_Requirement:_
Which lines in the records below contain the word "Nielsen"? Report each of them.

Excerpts from an interface dataset
────────
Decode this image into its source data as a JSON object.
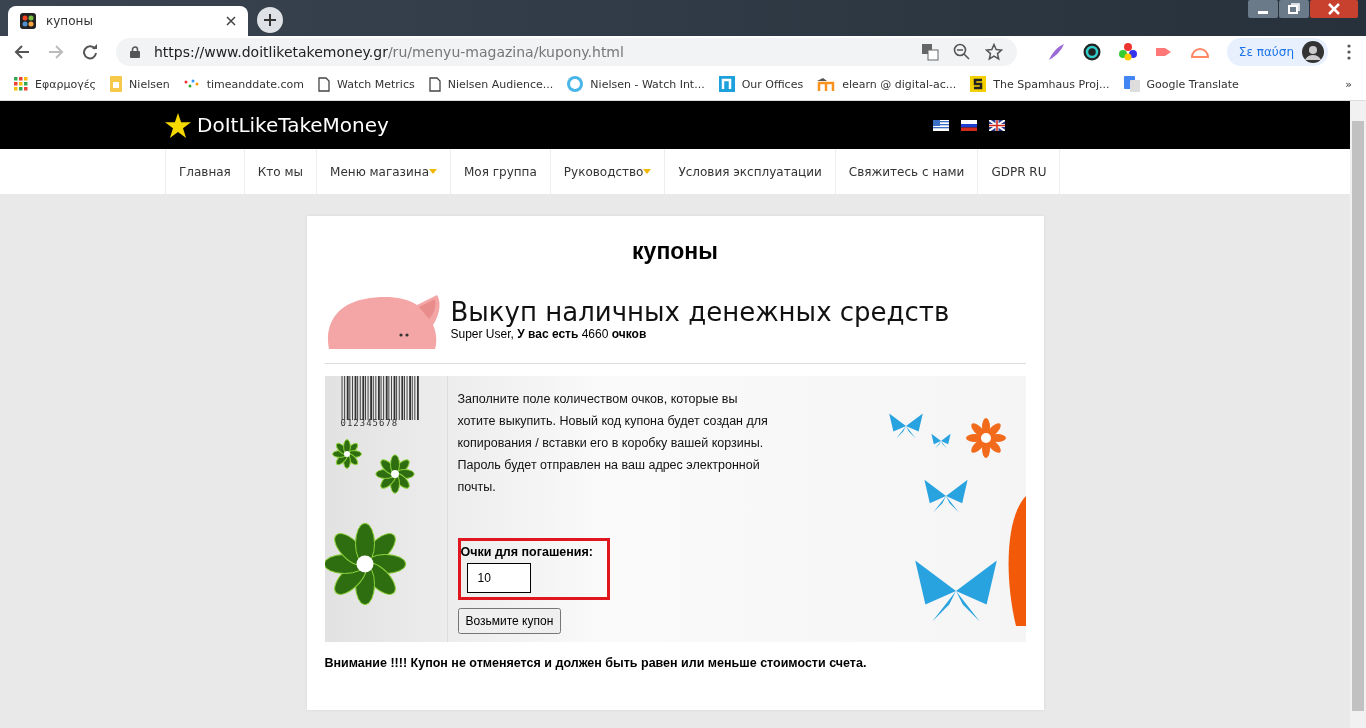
{
  "browser": {
    "tab": {
      "title": "купоны",
      "selected": true
    },
    "url": {
      "host": "https://www.doitliketakemoney.gr",
      "path": "/ru/menyu-magazina/kupony.html"
    },
    "profile": {
      "label": "Σε παύση"
    },
    "bookmarks": [
      {
        "label": "Εφαρμογές",
        "kind": "apps"
      },
      {
        "label": "Nielsen",
        "kind": "folder"
      },
      {
        "label": "timeanddate.com",
        "kind": "dots"
      },
      {
        "label": "Watch Metrics",
        "kind": "page"
      },
      {
        "label": "Nielsen Audience...",
        "kind": "page"
      },
      {
        "label": "Nielsen - Watch Int...",
        "kind": "circle"
      },
      {
        "label": "Our Offices",
        "kind": "n"
      },
      {
        "label": "elearn @ digital-ac...",
        "kind": "m"
      },
      {
        "label": "The Spamhaus Proj...",
        "kind": "s"
      },
      {
        "label": "Google Translate",
        "kind": "translate"
      }
    ],
    "more": "»"
  },
  "site": {
    "logo": "DoItLikeTakeMoney",
    "nav": [
      {
        "label": "Главная",
        "dropdown": false
      },
      {
        "label": "Кто мы",
        "dropdown": false
      },
      {
        "label": "Меню магазина",
        "dropdown": true
      },
      {
        "label": "Моя группа",
        "dropdown": false
      },
      {
        "label": "Руководство",
        "dropdown": true
      },
      {
        "label": "Условия эксплуатации",
        "dropdown": false
      },
      {
        "label": "Свяжитесь с нами",
        "dropdown": false
      },
      {
        "label": "GDPR RU",
        "dropdown": false
      }
    ]
  },
  "page": {
    "title": "купоны",
    "heading": "Выкуп наличных денежных средств",
    "user_line": "Super User, **У вас есть** 4660 **очков**",
    "barcode_digits": "012345678",
    "instructions": "Заполните поле количеством очков, которые вы хотите выкупить. Новый код купона будет создан для копирования / вставки его в коробку вашей корзины. Пароль будет отправлен на ваш адрес электронной почты.",
    "points_label": "Очки для погашения:",
    "points_value": "10",
    "submit": "Возьмите купон",
    "warning": "Внимание !!!! Купон не отменяется и должен быть равен или меньше стоимости счета."
  }
}
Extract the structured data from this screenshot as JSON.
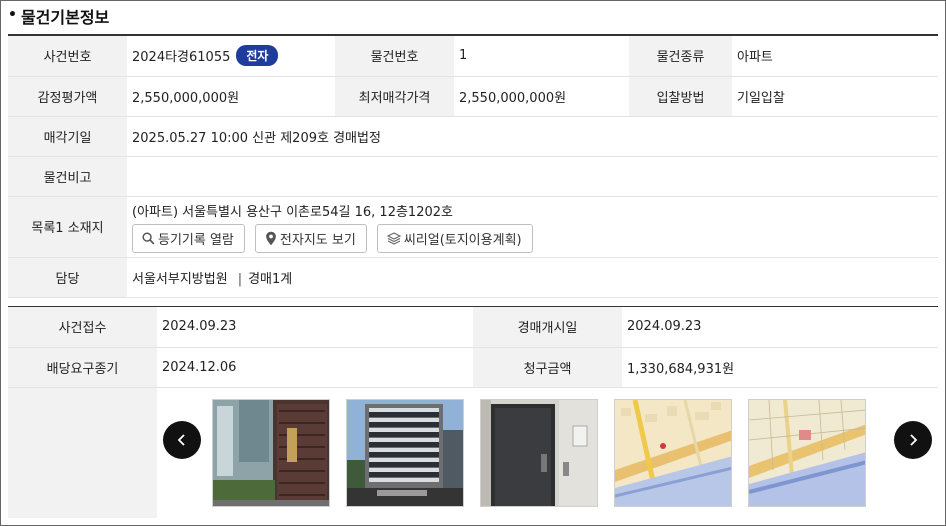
{
  "section": {
    "bullet": "•",
    "title": "물건기본정보"
  },
  "basic": {
    "row1": {
      "case_no_label": "사건번호",
      "case_no": "2024타경61055",
      "badge": "전자",
      "item_no_label": "물건번호",
      "item_no": "1",
      "item_type_label": "물건종류",
      "item_type": "아파트"
    },
    "row2": {
      "appraisal_label": "감정평가액",
      "appraisal": "2,550,000,000원",
      "min_price_label": "최저매각가격",
      "min_price": "2,550,000,000원",
      "bid_method_label": "입찰방법",
      "bid_method": "기일입찰"
    },
    "row3": {
      "sale_date_label": "매각기일",
      "sale_date": "2025.05.27 10:00 신관 제209호 경매법정"
    },
    "row4": {
      "remarks_label": "물건비고",
      "remarks": ""
    },
    "row5": {
      "location_label": "목록1 소재지",
      "location": "(아파트) 서울특별시 용산구 이촌로54길 16, 12층1202호",
      "buttons": {
        "registry": "등기기록 열람",
        "map": "전자지도 보기",
        "land_use": "씨리얼(토지이용계획)"
      }
    },
    "row6": {
      "manager_label": "담당",
      "court": "서울서부지방법원",
      "separator": "|",
      "division": "경매1계"
    }
  },
  "case_info": {
    "received_label": "사건접수",
    "received": "2024.09.23",
    "start_label": "경매개시일",
    "start": "2024.09.23",
    "dividend_label": "배당요구종기",
    "dividend": "2024.12.06",
    "claim_label": "청구금액",
    "claim": "1,330,684,931원"
  },
  "photos": [
    "building-entrance-photo",
    "apartment-exterior-photo",
    "unit-door-photo",
    "location-map-photo",
    "cadastral-map-photo"
  ],
  "colors": {
    "badge": "#1f3c9c",
    "header_bg": "#f2f2f2",
    "nav_button": "#111111"
  }
}
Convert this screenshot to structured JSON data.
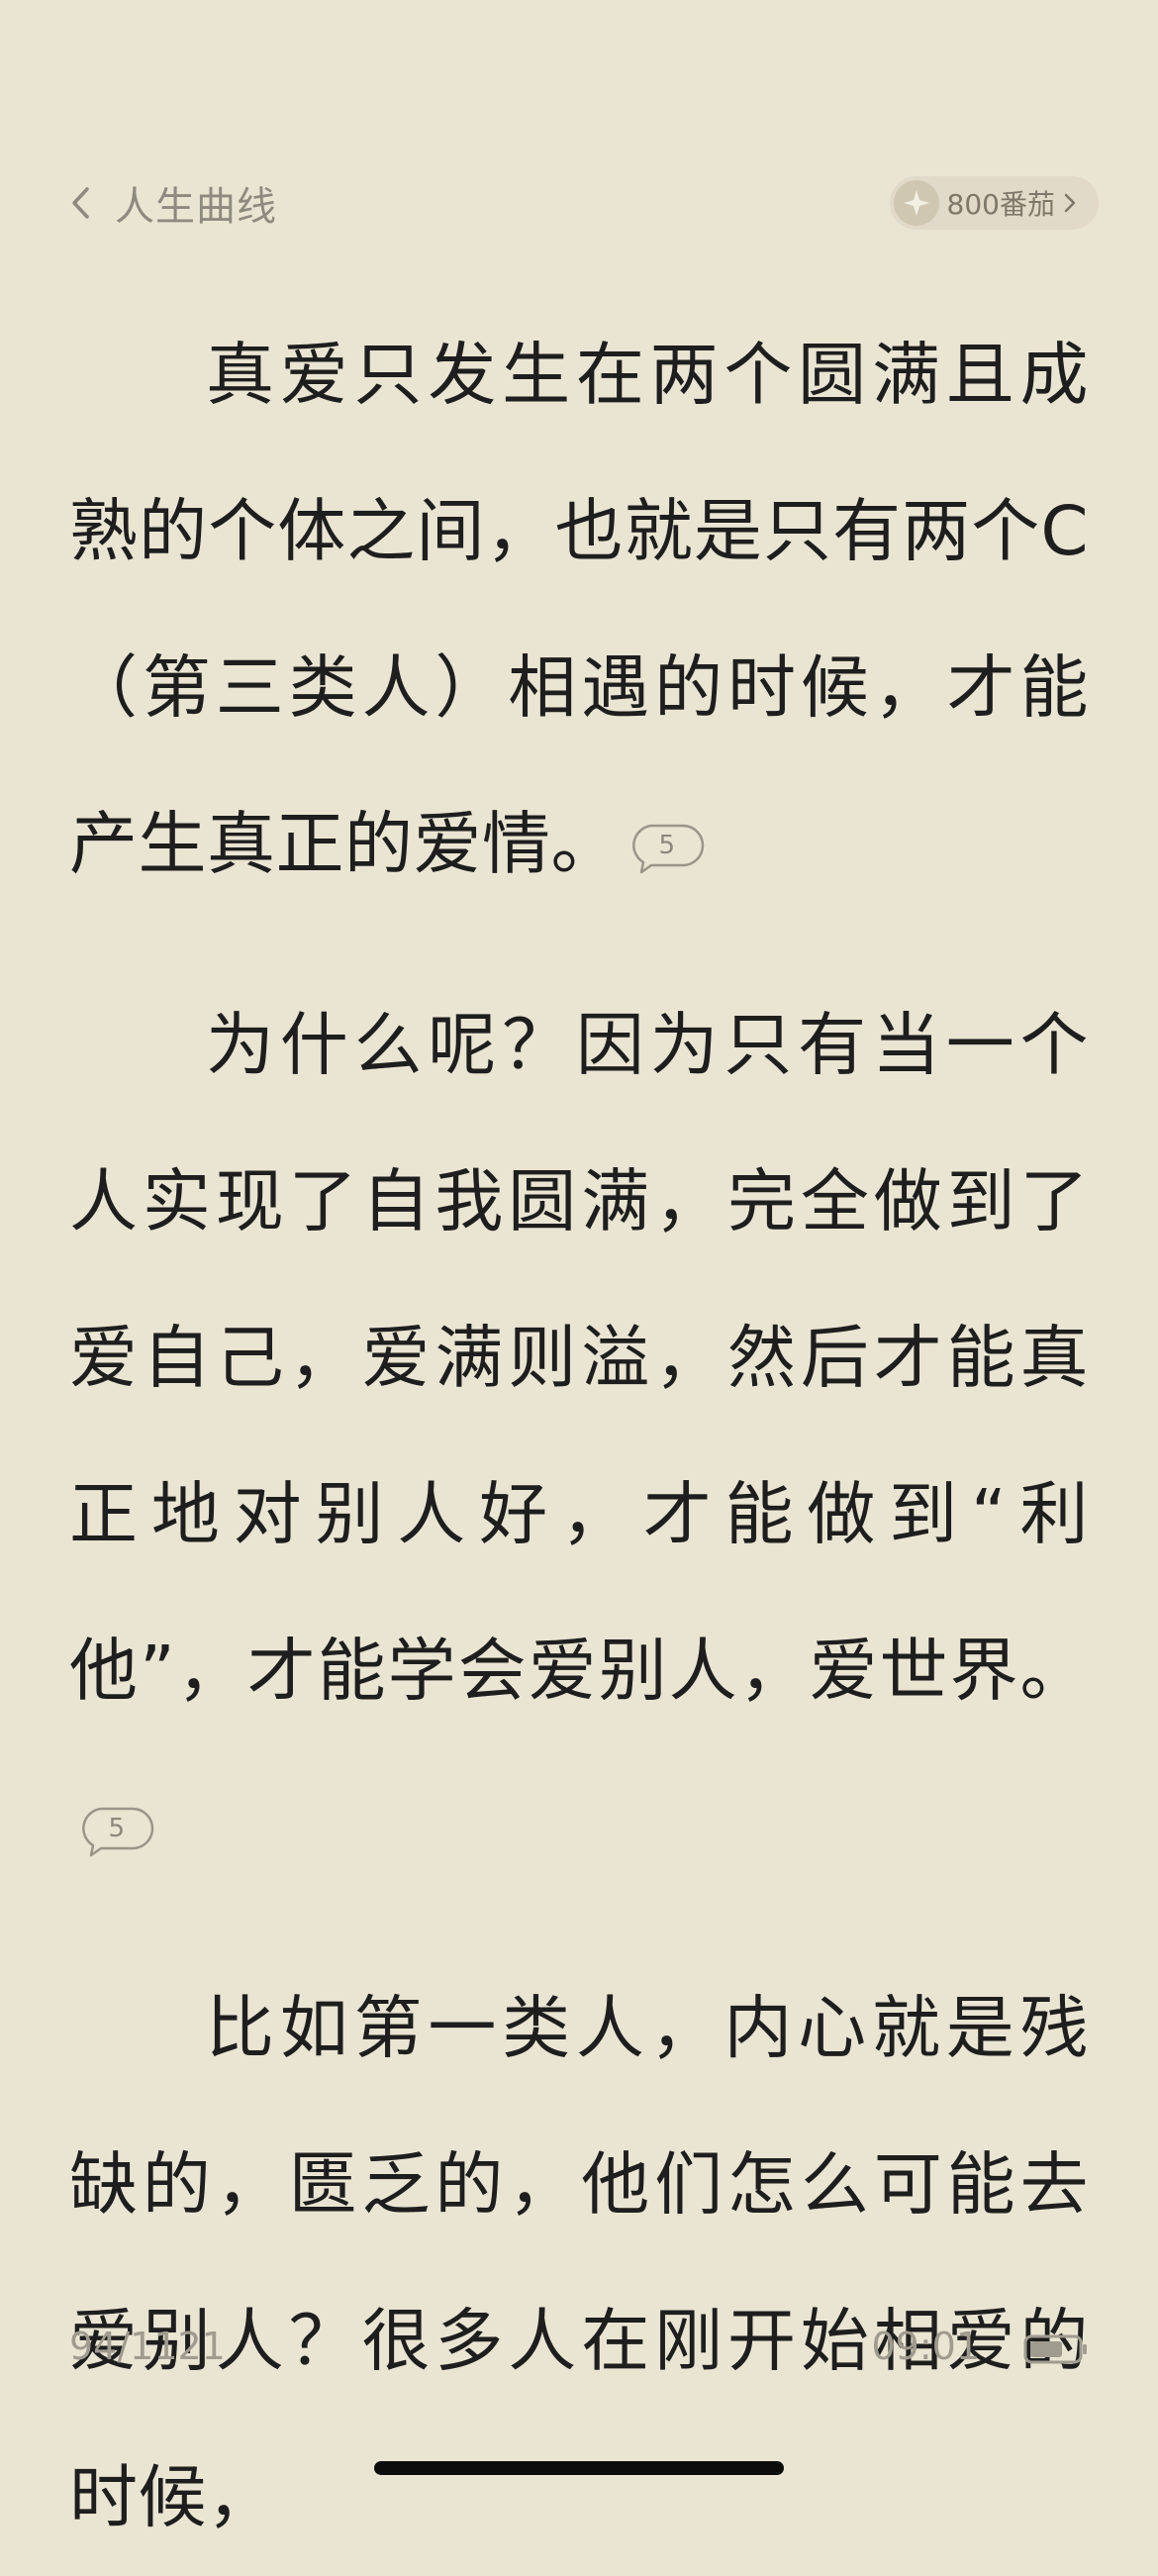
{
  "header": {
    "book_title": "人生曲线",
    "coins_label": "800番茄"
  },
  "paragraphs": [
    {
      "text": "真爱只发生在两个圆满且成熟的个体之间，也就是只有两个C（第三类人）相遇的时候，才能产生真正的爱情。",
      "comment_count": "5"
    },
    {
      "text": "为什么呢？因为只有当一个人实现了自我圆满，完全做到了爱自己，爱满则溢，然后才能真正地对别人好，才能做到“利他”，才能学会爱别人，爱世界。",
      "comment_count": "5"
    },
    {
      "text": "比如第一类人，内心就是残缺的，匮乏的，他们怎么可能去爱别人？很多人在刚开始相爱的时候，"
    }
  ],
  "footer": {
    "page_progress": "94/1121",
    "time": "09:01",
    "battery_level": 0.7
  },
  "colors": {
    "background": "#EAE4D3",
    "text": "#1E1E1E",
    "muted": "#8E8A80"
  }
}
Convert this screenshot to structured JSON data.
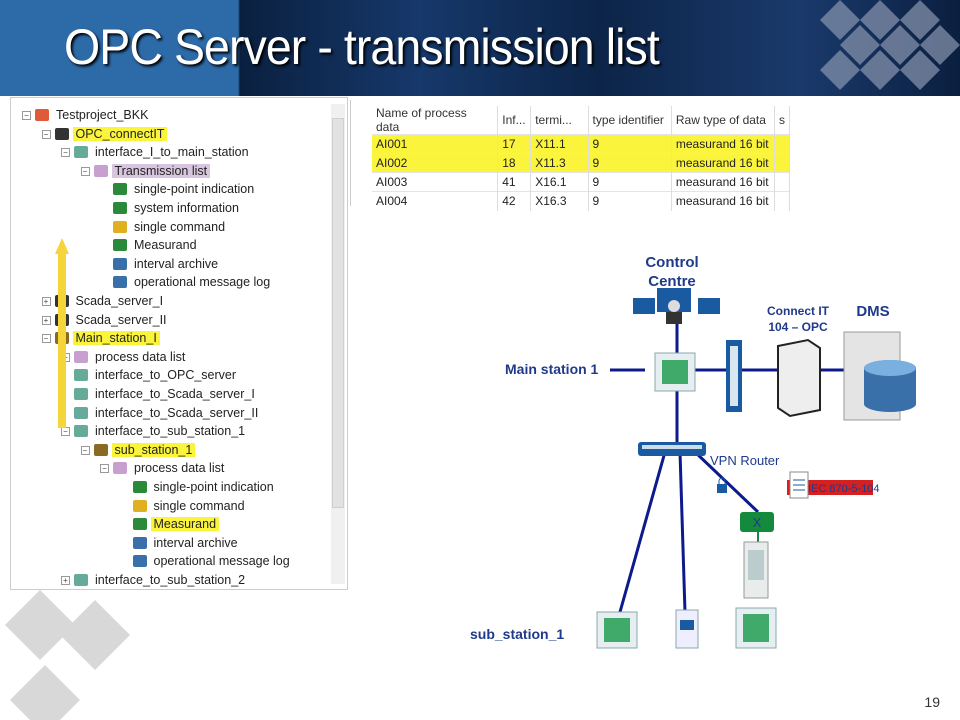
{
  "slide": {
    "title": "OPC Server - transmission list",
    "page_number": "19"
  },
  "tree": {
    "items": [
      {
        "label": "Testproject_BKK",
        "level": 0,
        "icon": "project-icon",
        "expander": "minus"
      },
      {
        "label": "OPC_connectIT",
        "level": 1,
        "icon": "computer-icon",
        "expander": "minus",
        "highlight": "yellow"
      },
      {
        "label": "interface_I_to_main_station",
        "level": 2,
        "icon": "interface-icon",
        "expander": "minus"
      },
      {
        "label": "Transmission list",
        "level": 3,
        "icon": "folder-list-icon",
        "expander": "minus",
        "highlight": "purple"
      },
      {
        "label": "single-point indication",
        "level": 4,
        "icon": "single-point-icon"
      },
      {
        "label": "system information",
        "level": 4,
        "icon": "system-info-icon"
      },
      {
        "label": "single command",
        "level": 4,
        "icon": "command-icon"
      },
      {
        "label": "Measurand",
        "level": 4,
        "icon": "measurand-icon"
      },
      {
        "label": "interval archive",
        "level": 4,
        "icon": "archive-icon"
      },
      {
        "label": "operational message log",
        "level": 4,
        "icon": "message-log-icon"
      },
      {
        "label": "Scada_server_I",
        "level": 1,
        "icon": "computer-icon",
        "expander": "plus"
      },
      {
        "label": "Scada_server_II",
        "level": 1,
        "icon": "computer-icon",
        "expander": "plus"
      },
      {
        "label": "Main_station_I",
        "level": 1,
        "icon": "station-icon",
        "expander": "minus",
        "highlight": "yellow"
      },
      {
        "label": "process data list",
        "level": 2,
        "icon": "folder-list-icon",
        "expander": "plus"
      },
      {
        "label": "interface_to_OPC_server",
        "level": 2,
        "icon": "interface-icon"
      },
      {
        "label": "interface_to_Scada_server_I",
        "level": 2,
        "icon": "interface-icon"
      },
      {
        "label": "interface_to_Scada_server_II",
        "level": 2,
        "icon": "interface-icon"
      },
      {
        "label": "interface_to_sub_station_1",
        "level": 2,
        "icon": "interface-icon",
        "expander": "minus"
      },
      {
        "label": "sub_station_1",
        "level": 3,
        "icon": "station-icon",
        "expander": "minus",
        "highlight": "yellow"
      },
      {
        "label": "process data list",
        "level": 4,
        "icon": "folder-list-icon",
        "expander": "minus"
      },
      {
        "label": "single-point indication",
        "level": 5,
        "icon": "single-point-icon"
      },
      {
        "label": "single command",
        "level": 5,
        "icon": "command-icon"
      },
      {
        "label": "Measurand",
        "level": 5,
        "icon": "measurand-icon",
        "highlight": "yellow"
      },
      {
        "label": "interval archive",
        "level": 5,
        "icon": "archive-icon"
      },
      {
        "label": "operational message log",
        "level": 5,
        "icon": "message-log-icon"
      },
      {
        "label": "interface_to_sub_station_2",
        "level": 2,
        "icon": "interface-icon",
        "expander": "plus"
      }
    ]
  },
  "table": {
    "columns": [
      "Name of process data",
      "Inf...",
      "termi...",
      "type identifier",
      "Raw type of data",
      "s"
    ],
    "rows": [
      {
        "cells": [
          "AI001",
          "17",
          "X11.1",
          "9",
          "measurand 16 bit"
        ],
        "highlight": true
      },
      {
        "cells": [
          "AI002",
          "18",
          "X11.3",
          "9",
          "measurand 16 bit"
        ],
        "highlight": true
      },
      {
        "cells": [
          "AI003",
          "41",
          "X16.1",
          "9",
          "measurand 16 bit"
        ],
        "highlight": false
      },
      {
        "cells": [
          "AI004",
          "42",
          "X16.3",
          "9",
          "measurand 16 bit"
        ],
        "highlight": false
      }
    ]
  },
  "diagram": {
    "control_centre_line1": "Control",
    "control_centre_line2": "Centre",
    "connect_it_line1": "Connect IT",
    "connect_it_line2": "104 – OPC",
    "dms": "DMS",
    "main_station": "Main station 1",
    "vpn_router": "VPN Router",
    "protocol": "IEC 870-5-104",
    "switch_label": "X",
    "sub_station": "sub_station_1"
  },
  "colors": {
    "highlight_yellow": "#fbf43c",
    "highlight_purple": "#d9c5df",
    "diagram_text": "#1f3a8a",
    "link_line": "#0d1a8c",
    "protocol_badge": "#d42020",
    "switch_green": "#138a3c"
  }
}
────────
_Solution for this problem:_
        "label": "Nielsen",
        "label": "Nielsen Audience...",
        "label": "Nielsen - Watch Int...",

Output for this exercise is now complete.